Cape Wrath

Site overview: Cape Wrath lies at the north-westernmost tip of mainland Scotland. The cliffs here provide suitable nest sites for large numbers of breeding seabirds and areespecially important for gulls and auks. During the breeding season, the area regularly supports 50,000 individual seabirds including: puffins, razorbills, guillemots, kittiwakes and fulmars. The seabirds feed outside of this area in the nearby waters and more distantly in the North Atlantic.

Designation Status
Last Updated
6 June 2017
MPA Type
Special Protection Area
MPA Purpose
areas of the most important habitat for rare (listed on Annex I to the Directive) and migratory birds within the European Union


58° 36' 51" North,
4° 56' 26" West

Surface Area

67.30 km2
(25.99 mi.2 )

Iconic features protected by this site


  • Marine areas, Sea inlets

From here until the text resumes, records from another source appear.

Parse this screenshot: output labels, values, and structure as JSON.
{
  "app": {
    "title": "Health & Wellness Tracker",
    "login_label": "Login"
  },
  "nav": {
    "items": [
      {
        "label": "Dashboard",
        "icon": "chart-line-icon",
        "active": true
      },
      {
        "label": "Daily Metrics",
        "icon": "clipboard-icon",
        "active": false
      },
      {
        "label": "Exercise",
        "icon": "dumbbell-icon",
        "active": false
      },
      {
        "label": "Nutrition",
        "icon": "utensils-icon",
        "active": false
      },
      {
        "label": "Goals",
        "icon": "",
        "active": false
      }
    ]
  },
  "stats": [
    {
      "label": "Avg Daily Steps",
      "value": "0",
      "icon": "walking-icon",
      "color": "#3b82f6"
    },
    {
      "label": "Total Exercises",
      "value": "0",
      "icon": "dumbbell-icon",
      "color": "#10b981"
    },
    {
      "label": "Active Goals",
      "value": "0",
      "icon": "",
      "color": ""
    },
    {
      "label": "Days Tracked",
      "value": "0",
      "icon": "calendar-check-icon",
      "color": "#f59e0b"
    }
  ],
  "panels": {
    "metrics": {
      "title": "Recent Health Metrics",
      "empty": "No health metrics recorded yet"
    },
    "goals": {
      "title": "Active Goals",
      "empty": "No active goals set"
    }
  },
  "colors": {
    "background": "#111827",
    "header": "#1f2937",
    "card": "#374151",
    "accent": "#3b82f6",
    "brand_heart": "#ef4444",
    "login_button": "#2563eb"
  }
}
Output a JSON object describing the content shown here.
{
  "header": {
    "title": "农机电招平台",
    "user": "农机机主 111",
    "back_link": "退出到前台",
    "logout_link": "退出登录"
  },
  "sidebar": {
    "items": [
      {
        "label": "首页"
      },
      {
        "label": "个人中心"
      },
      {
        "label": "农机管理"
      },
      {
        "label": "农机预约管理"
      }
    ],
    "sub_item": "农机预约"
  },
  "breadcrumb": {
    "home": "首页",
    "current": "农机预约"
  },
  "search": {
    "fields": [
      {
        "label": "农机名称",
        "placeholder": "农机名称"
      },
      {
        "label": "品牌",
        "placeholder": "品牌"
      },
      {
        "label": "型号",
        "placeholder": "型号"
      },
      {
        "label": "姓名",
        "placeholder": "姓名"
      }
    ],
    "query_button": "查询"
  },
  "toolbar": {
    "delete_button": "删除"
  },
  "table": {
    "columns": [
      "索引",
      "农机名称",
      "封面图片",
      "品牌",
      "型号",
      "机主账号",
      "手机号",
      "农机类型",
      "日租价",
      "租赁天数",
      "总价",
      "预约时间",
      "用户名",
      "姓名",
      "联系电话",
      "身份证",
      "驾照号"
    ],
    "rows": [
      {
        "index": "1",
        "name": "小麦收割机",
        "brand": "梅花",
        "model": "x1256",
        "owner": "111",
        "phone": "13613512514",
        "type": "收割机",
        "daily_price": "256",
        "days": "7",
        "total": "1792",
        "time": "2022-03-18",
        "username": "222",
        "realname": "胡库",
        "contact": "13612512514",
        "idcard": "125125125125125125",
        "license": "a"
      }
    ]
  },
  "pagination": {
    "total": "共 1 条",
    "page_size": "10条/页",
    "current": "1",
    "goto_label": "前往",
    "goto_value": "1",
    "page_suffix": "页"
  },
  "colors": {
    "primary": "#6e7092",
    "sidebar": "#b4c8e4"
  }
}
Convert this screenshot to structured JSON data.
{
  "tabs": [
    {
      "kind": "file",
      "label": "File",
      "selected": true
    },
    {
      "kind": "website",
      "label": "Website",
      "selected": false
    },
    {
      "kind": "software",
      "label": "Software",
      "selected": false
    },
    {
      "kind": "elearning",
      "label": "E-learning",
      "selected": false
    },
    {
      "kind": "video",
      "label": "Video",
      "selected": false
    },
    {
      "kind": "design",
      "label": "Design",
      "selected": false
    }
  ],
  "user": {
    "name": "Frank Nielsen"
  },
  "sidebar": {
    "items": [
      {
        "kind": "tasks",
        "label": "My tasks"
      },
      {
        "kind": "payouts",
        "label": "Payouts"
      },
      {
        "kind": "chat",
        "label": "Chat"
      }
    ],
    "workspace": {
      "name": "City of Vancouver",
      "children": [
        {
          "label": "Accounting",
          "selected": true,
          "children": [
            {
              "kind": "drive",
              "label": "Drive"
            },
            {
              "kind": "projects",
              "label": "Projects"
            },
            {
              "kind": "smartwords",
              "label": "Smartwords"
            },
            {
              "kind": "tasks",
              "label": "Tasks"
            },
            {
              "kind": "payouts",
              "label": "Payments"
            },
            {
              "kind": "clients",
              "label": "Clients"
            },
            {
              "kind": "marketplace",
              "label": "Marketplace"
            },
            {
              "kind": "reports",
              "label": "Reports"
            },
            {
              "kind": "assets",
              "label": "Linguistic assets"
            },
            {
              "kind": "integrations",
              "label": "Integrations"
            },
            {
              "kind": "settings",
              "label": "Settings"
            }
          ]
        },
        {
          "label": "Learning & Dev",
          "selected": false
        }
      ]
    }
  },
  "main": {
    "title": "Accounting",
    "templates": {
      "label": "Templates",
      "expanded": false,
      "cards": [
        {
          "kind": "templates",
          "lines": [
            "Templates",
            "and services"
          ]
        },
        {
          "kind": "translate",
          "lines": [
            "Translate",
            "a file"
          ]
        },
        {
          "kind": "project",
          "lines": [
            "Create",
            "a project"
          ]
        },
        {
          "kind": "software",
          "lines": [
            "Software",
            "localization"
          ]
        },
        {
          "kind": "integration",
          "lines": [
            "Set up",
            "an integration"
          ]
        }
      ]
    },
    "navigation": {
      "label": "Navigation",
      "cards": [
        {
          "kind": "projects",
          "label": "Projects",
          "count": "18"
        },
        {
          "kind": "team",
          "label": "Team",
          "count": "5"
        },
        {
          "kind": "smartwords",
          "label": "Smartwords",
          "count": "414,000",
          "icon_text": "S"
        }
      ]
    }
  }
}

  • Razorbill (Alca torda) (Regularly occurring migratory species)
  • Atlantic puffin (Fratercula arctica) (Regularly occurring migratory species)
  • Northern fulmar (Fulmarus glacialis) (Regularly occurring migratory species)
  • Black-legged kittiwake (Rissa tridactyla) (Regularly occurring migratory species)


  • Seabird assemblage


  • Common guillemot (Uria aalge) (Regularly occurring migratory species)